A second advantage of the likelihood ratio interval is that it is transformation invariant. That is, if we find the likelihood ratio confidence interval for the log odds, and then back transform it to the probability scale, we will get an identical confidence interval to the likelihood ratio interval found on the probability scale. This is a consequence of the invariance property of the likelihood function.
When is the likelihood ratio confidence interval valid? It turns out that it will be reasonable when the log likelihood function is approximately quadratic, on some scale. The important point is that we do not need to know what that scale is. In the binomial example, the log likelihood is much closer to quadratic if we consider the log odds. We do not need to know this however – we can find the likelihood ratio interval on the probability scale, without giving any thought as to what scale a quadratic approximation is reasonable. The likelihood ratio interval is therefore valid under a weaker assumption than the Wald interval – that there is some scale (transformation of the model parameter) such that the log likelihood is close to quadratic. In contrast, for the Wald interval to be reasonable we need the log likelihood to be close to quadratic on the scale on which we construct the interval.
For these reasons, the likelihood ratio confidence interval (and corresponding hypothesis test) are preferable statistically to Wald intervals (and tests). However, there are practical disadvantages to the likelihood ratio approach. In the context of regression models, to perform a likelihood ratio test that a particular coefficient is zero we must fit the model which drops the corresponding variable from the model, and compare the maximized likelihood to the likelihood from the original model. We are thus required to fit another model just to perform the test, or construct the confidence interval. If one wanted to write a stats package to fit say a logistic regression and report likelihood ratio intervals for each parameter, in addition to the model of interest, we would have to fit as many models as there are parameters – one for each parameter for which we want to find a likelihood ratio interval.

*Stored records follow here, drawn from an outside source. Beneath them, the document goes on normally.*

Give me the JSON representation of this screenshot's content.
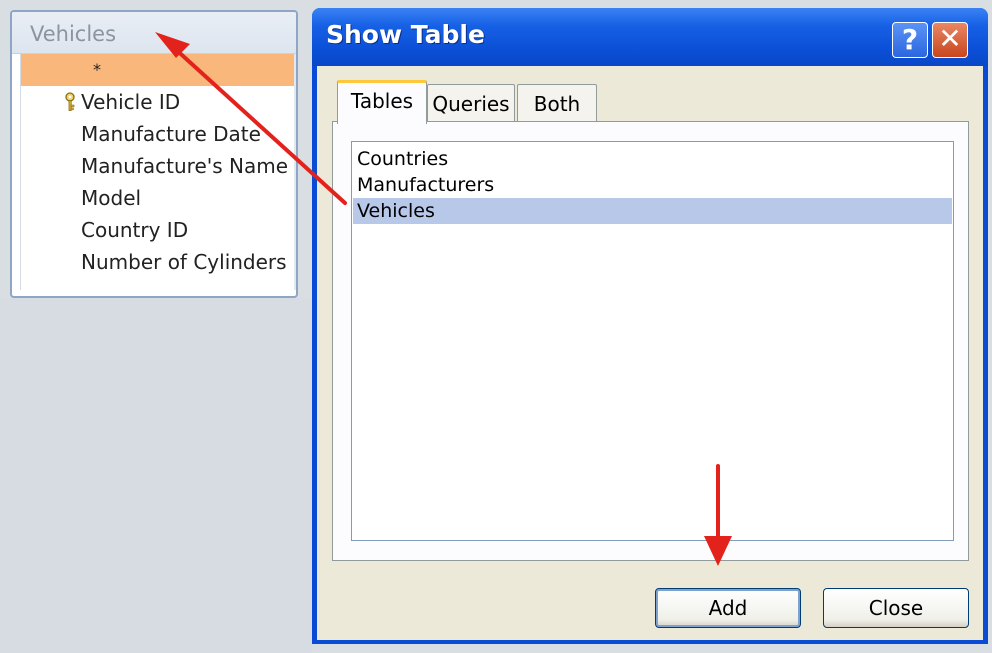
{
  "field_list": {
    "title": "Vehicles",
    "star": "*",
    "fields": [
      "Vehicle ID",
      "Manufacture Date",
      "Manufacture's Name",
      "Model",
      "Country ID",
      "Number of Cylinders"
    ],
    "primary_key_icon": "key-icon"
  },
  "dialog": {
    "title": "Show Table",
    "help_label": "?",
    "close_label": "✕",
    "tabs": [
      "Tables",
      "Queries",
      "Both"
    ],
    "active_tab": "Tables",
    "list_items": [
      "Countries",
      "Manufacturers",
      "Vehicles"
    ],
    "selected_item": "Vehicles",
    "add_label": "Add",
    "close_button_label": "Close"
  },
  "colors": {
    "title_bar": "#1761e6",
    "selection": "#b7c8e8",
    "star_row": "#f9b77b",
    "annotation_arrow": "#e3221b"
  }
}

A second practical disadvantage is that we may not be able to find the likelihood ratio confidence interval limits analytically, and our binomial example is one such situation. By this, I mean you cannot re-arrange the equation to find the lower and upper limits of the interval. Instead, we must resort to using numerical methods like Newton-Raphson to find the limits. For the likelihood ratio interval reported earlier I plotted (using R) the log likelihood ratio statistic against to find the lower and upper limit. Of course this is hardly difficult in the grand scheme of things. However, it is certainly harder than the steps required to find the Wald interval.
In conclusion, although the likelihood ratio approach has clear statistical advantages, computationally the Wald interval/test is far easier. In practice, provided the sample size is not too small, and the Wald intervals are constructed on an appropriate scale, they will usually be reasonable (hence their use in statistical software packages). In small samples however the likelihood ratio approach may be preferred.
Further, a situation in which the Wald approach completely fails while the likelihood ratio approach is still (often) reasonable is when testing whether a parameter lies on the boundary of its parameter space. Situations where this arise include random-effects models, where we are often interested in testing the null hypothesis of whether a random-effects variance parameter is equal to zero.